Gallup began asking about media trust in 1972, and on a yearly basis since 1997. Over the history of the entire trend, Americans’ trust and confidence hit its highest point in 1976, at 72%, in the wake of widely lauded examples of investigative journalism regarding Vietnam and the Watergate scandal. After staying in the low to mid-50s through the late 1990s and into the early years of the new century, Americans’ trust in the media has fallen slowly and steadily. It has consistently been below a majority level since 2007.”

 
Click the chart to read more.

 

What We Earn by Age, Gender, and Race

15 Sep

In theory, our earnings should rise as we acquire more experience in the workplace (and, hence, get older 🙂 ). In practice, is this true?

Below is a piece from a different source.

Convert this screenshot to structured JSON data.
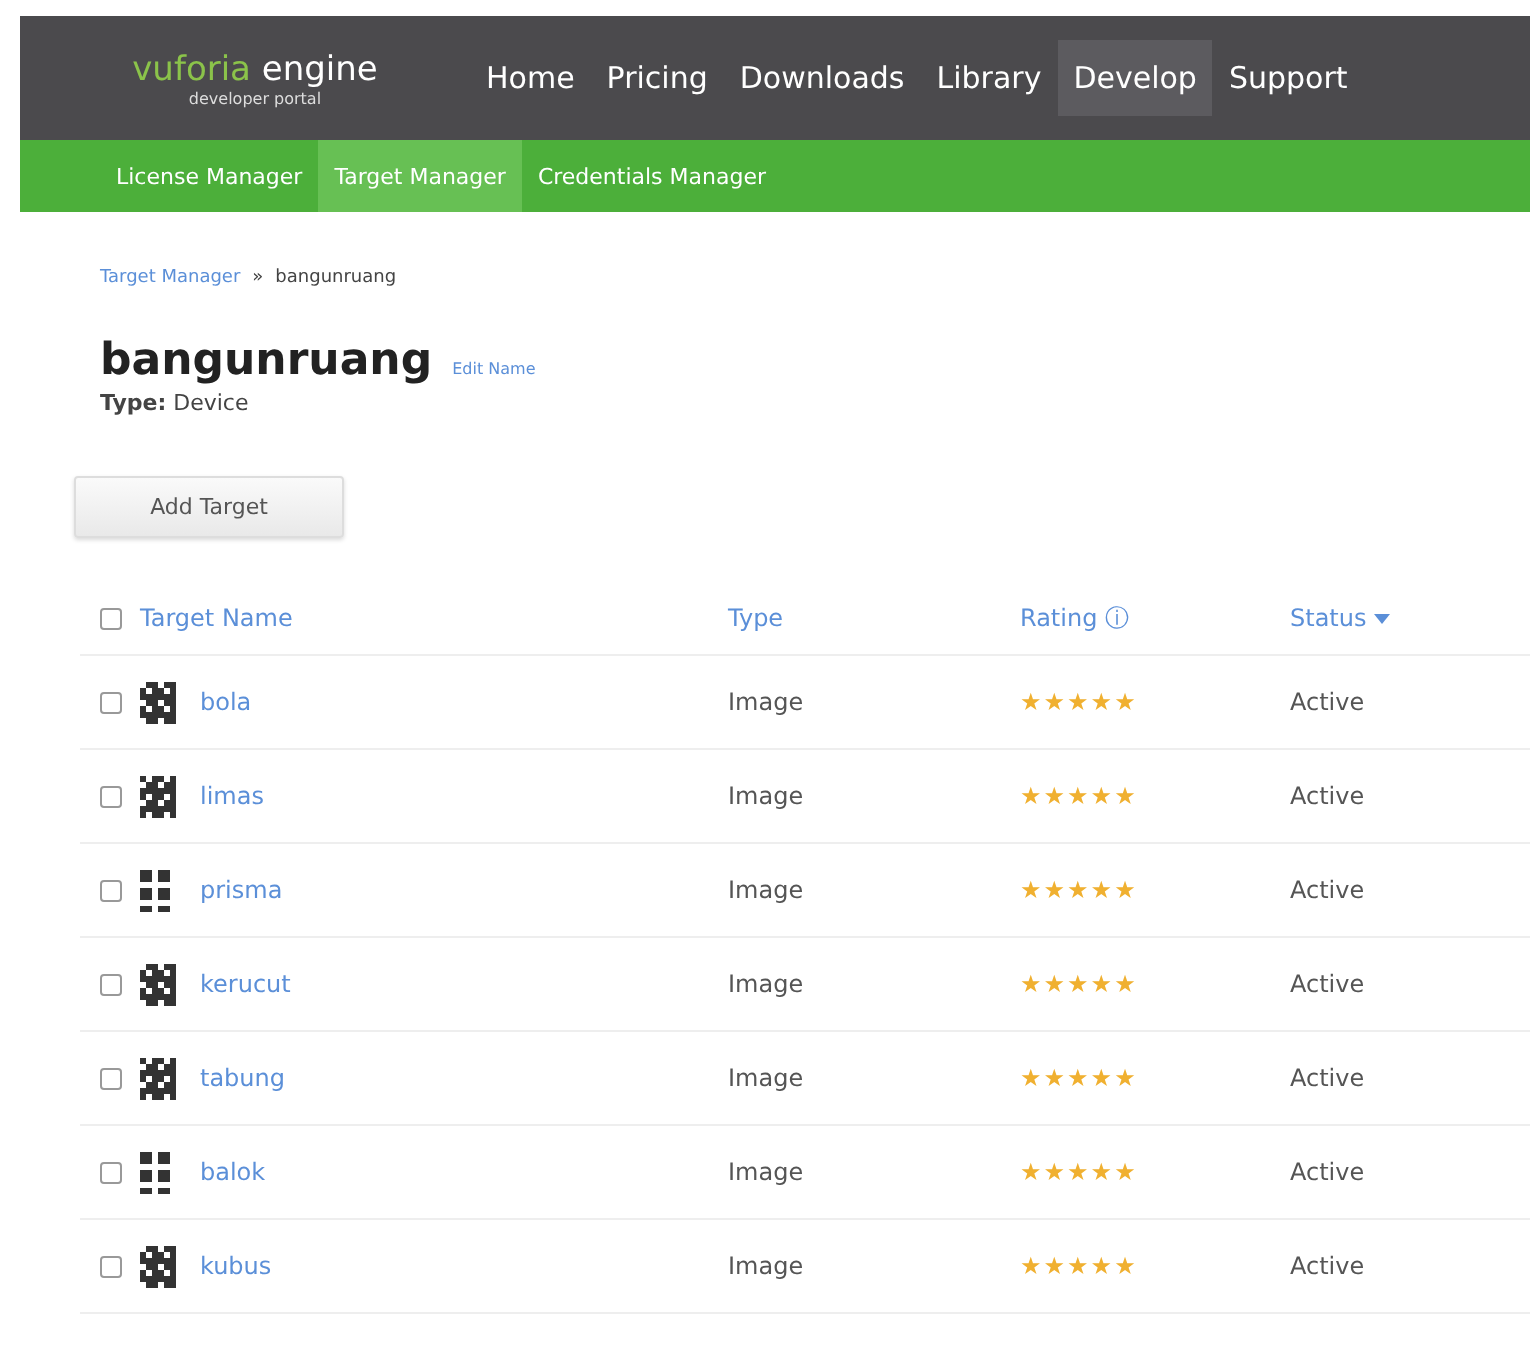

According to a recent study by CreditRepair.com,

“Wondering which demographics earn the most, or how your salary stacks up against others in your state? Using the U.S. Census Bureau’s figures, we broke down income data to find trends by age, race, gender, education, and region – and the results may reshape the way many look at earning potential in America.”

“The first myth to dispel is that wealth is reserved for those near the end of their careers, after they’ve climbed their way to the top of the corporate ladder. In reality, median incomes were highest for both men and women between 35 and 44 (with the 45–54 group running close behind) – reinforcing other research that shows men’s salary typically peaks at 48, while women’s tops out nearly a decade earlier at age 39.”

“It’s also around this time, however, that people are at their least content in life; people aged 40 to 59 are the most miserable on average. Nearly one-third of people in their 40s and 50s contemplate significant career changes that will give them better work-life balance, which may explain why the median income drops for the workforce at age 55 and older.”

 
Take a look at two infographics from CreditRepair.com and reach your own conclusions.


 

Social Media Checklists: Part 1

13 Sep

In this first of two posts on social media checklists, the focus is on the activities necessary to best use social media. This comprehensive checklist from Sprout Social is divided by time frame — from daily to quarterly.

NOTE: Click on the image to learn more about each activity shown in the checklist.

 


 

%d bloggers like this: